Realism has also continued to shape India’s stance in multilateral institutions. Critics argue that it is indeed not a surfeit of idealism that drives India’s position in such institutions; it has been the Indian state’s innately Hobbesian view of the world that posits the ever-present possibility of these institutions becoming vehicles of great-power play.
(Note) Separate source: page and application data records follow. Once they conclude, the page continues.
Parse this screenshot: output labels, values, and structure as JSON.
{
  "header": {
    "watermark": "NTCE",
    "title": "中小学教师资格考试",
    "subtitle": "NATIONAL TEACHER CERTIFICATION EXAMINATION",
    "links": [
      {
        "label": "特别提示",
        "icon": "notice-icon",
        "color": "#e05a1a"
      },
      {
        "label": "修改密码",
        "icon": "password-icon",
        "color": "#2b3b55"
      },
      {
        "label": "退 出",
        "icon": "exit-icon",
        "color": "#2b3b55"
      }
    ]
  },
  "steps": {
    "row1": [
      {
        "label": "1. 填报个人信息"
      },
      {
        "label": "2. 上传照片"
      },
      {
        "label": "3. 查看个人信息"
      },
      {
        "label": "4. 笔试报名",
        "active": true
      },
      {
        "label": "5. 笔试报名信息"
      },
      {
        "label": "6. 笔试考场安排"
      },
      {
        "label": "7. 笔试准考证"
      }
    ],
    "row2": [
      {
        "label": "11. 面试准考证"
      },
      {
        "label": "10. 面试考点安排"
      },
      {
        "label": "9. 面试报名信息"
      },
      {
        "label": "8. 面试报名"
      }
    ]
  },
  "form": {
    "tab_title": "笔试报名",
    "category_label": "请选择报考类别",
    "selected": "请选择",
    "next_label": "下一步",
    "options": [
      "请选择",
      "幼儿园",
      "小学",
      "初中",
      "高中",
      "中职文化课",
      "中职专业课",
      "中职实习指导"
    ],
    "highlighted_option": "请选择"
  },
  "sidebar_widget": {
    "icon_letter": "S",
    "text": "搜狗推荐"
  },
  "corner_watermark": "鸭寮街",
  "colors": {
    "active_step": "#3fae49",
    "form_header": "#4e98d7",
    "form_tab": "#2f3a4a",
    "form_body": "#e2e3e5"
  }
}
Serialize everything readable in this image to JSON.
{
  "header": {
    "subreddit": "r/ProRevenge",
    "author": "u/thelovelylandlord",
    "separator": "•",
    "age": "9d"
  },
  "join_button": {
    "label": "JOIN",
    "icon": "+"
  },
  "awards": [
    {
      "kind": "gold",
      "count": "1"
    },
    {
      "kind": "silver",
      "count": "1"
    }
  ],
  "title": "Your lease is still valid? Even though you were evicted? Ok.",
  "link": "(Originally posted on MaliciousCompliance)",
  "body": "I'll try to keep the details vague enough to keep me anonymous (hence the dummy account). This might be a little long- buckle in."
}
As Pande writes, “Indians […] would argue that India fully supports multilateralism but seeks to keep in check the prospect of global institutions becoming instruments of renewed dominance of major powers.” India’s conflicted view of international institutions such as the United Nations Security Council comes in sharp focus, for example, in former Indian diplomat (and now a minister in the central government) Hardeep Singh Puri’s recent book on the geopolitics of humanitarian interventions.
It is with India’s integration with the global economy and the end of autarky at home, following the reforms of 1991, that the Indian establishment’s realism began to be tempered with faith in interdependence as a strategic instrument. The reforms of 1991 saw Indian foreign policy starting to place a premium on economic and trade diplomacy. New stakeholders such as business houses interested in transacting abroad started asserting themselves in Indian foreign-policy discourses – until then an exclusive preserve of trained diplomats and a few non-governmental experts. Resolution of the border dispute with China was put on the back burner as it emerged as a valuable economic partner of India’s. In other words, the key conditions for complex interdependence (a theory advanced by American academics Robert Keohane and Joseph Nye as a rival to realism) were put in place.
Twenty-five years later, interdependence as a strategy looks woefully inadequate in dealing with a resurgent China aspiring for hegemony in Asia. Realism as the guiding principle of Indian foreign policy is poised to make a comeback with vehemence; we only have to thank Xi Jinping for it.
Pande’s book is an excellent primer on how India has engaged with the world and will continue to do so – through realism with imperial hues, tempered by its civilisational responsibilities and grace. As such, it will be widely read by those who want to understand the neural roots of contemporary India’s strategic intent.